2. After the “breaking-in” period: It’s important that you increase your wearing time from 5 or 6 hours the first day to using your hearing aids most of the “waking hours.” Soon, wearing them will become routine. Using your hearing aids regularly under varying conditions will teach you how to fully exploit your hearing potential and enjoy optimum benefits from your new investment.

3. Learn to observe yourself: Adapting to hearing aids will take some time. For some, it’s 6 weeks while others may need upward of 6 months. Ideally, your hearing aids should become “part of your body”, similar to glasses. To achieve this, make sure your hearing aids are fitting comfortably. Should you experience any discomfort or “pressure points” please call us right away. Wearing hearing aids and hearing a greater range of sounds may make you tired at first. Take a break if the sound seems over stimulating. Be happy with a little progress each day.

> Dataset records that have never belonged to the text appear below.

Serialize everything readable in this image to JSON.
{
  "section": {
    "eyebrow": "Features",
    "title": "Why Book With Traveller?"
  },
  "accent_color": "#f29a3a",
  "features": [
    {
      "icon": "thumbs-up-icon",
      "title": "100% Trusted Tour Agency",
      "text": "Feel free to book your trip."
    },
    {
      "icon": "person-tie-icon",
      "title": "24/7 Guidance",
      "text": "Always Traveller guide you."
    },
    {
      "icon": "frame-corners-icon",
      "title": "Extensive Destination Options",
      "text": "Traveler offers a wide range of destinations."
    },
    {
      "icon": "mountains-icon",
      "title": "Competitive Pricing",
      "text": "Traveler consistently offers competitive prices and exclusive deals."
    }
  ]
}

4. Learn to be an effective listener: With your new hearing aids it’s now easier to hear well and communicate effectively in both quiet and noisy situations. It is still necessary, however, for you to be an effective listener. Even people with good hearing often have to concentrate on what they want to hear and ignore or suppress the things they don’t. Try to identify any sounds you don’t recognize when you first start wearing your hearing aids. Practice concentrating on the sounds and voices you want to hear, ignoring those that are less important. When there are a number of different sounds occurring around you, practice shifting your attention from one to the other.

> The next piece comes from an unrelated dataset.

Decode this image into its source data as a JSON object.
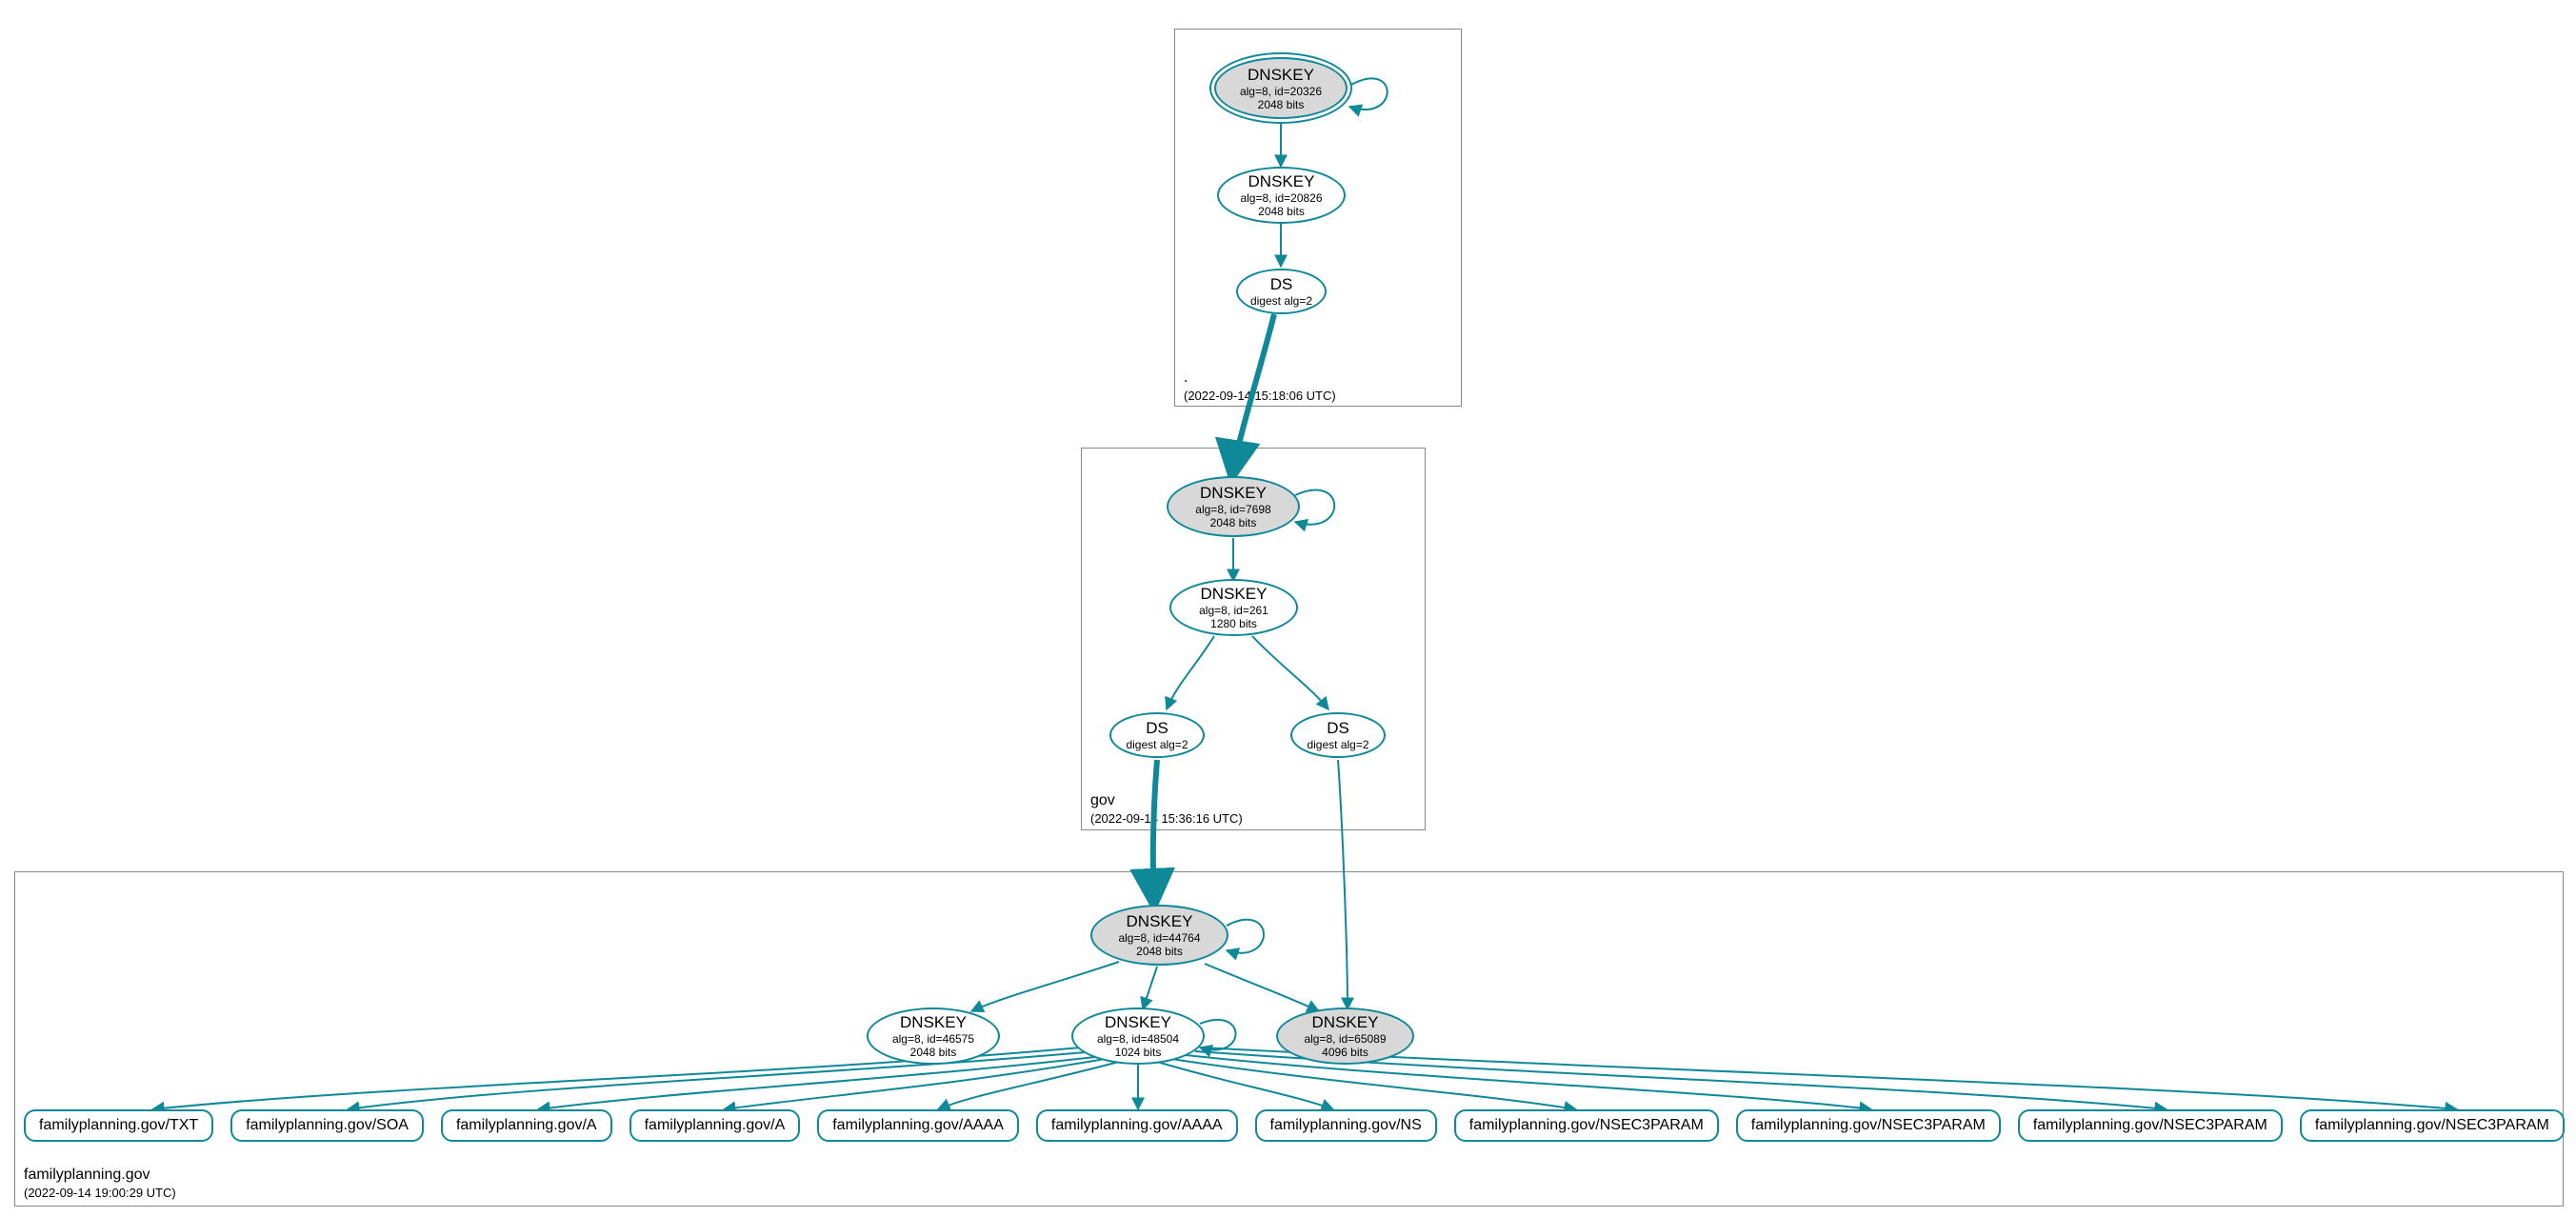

5. Adjust to your own voice: At first, you may not recognize the sound of your own voice. This is because you are now hearing yourself more clearly with the help of your hearing aids. Hearing yourself better means you’ll have the opportunity to adjust the volume of your voice and the way you pronounce words more easily. It’s good practice to read aloud to yourself when you’re getting used to hearing aids.

6. Learn to hear again in difficult situations: Living with noise can be unnerving when you first start out with hearing aids. The world is a noisy place. People with normal hearing are able to suppress noise to some degree by concentrating on the sounds they wish to hear. If, however, you have had hearing loss for a while, you may have lost this ability. Your mission is to live with both unpleasant and pleasant sounds. Practice concentrating on what you want to hear. If you have multi-program hearing aids, practice choosing the best program for the situation.

7. Be An Active Participant in Group Conversions: Even people who hear well can have problems understanding speech if several people are talking at the same time. So, it’s understandable if you feel overwhelmed when you are first trying to hear in large groups. It will help if you move closer to the person you want to hear and watch his/her lips. Don’t listen to the group but focus on a single speaker at a time. Experienced hearing aid wearers manage astonishing results in this type of situation with practice.

8. Listen to the radio or television: Electronically produced speech may be difficult to understand. By focusing on the general meaning the speaker is trying to convey instead of trying to decipher each word, your ability to use your hearing aids should improve. If television continues to be a problem, talk to your audiologist about accessories that might be available for your hearing aid that allow for hands-free ear-level connectivity to your TV or other audio equipment.

9. Try using the telephone with a hearing aid: There are a number of options available for improving how you can hear on the phone. Remember where the microphones are on your instrument and try to place the receiver over the microphone. This will ensure the best possible pick-up of the sound and by doing so, improve the likelihood of your being able to hear on the phone.

While not an inclusive list, we hope that this short list of tips will help you be successful with your new hearing aids. If you have any questions or concerns, please feel free to call our office at any time. We’d love to work with you through the first months on your journey to better hearing. Call us anytime!
That’s why we’re here!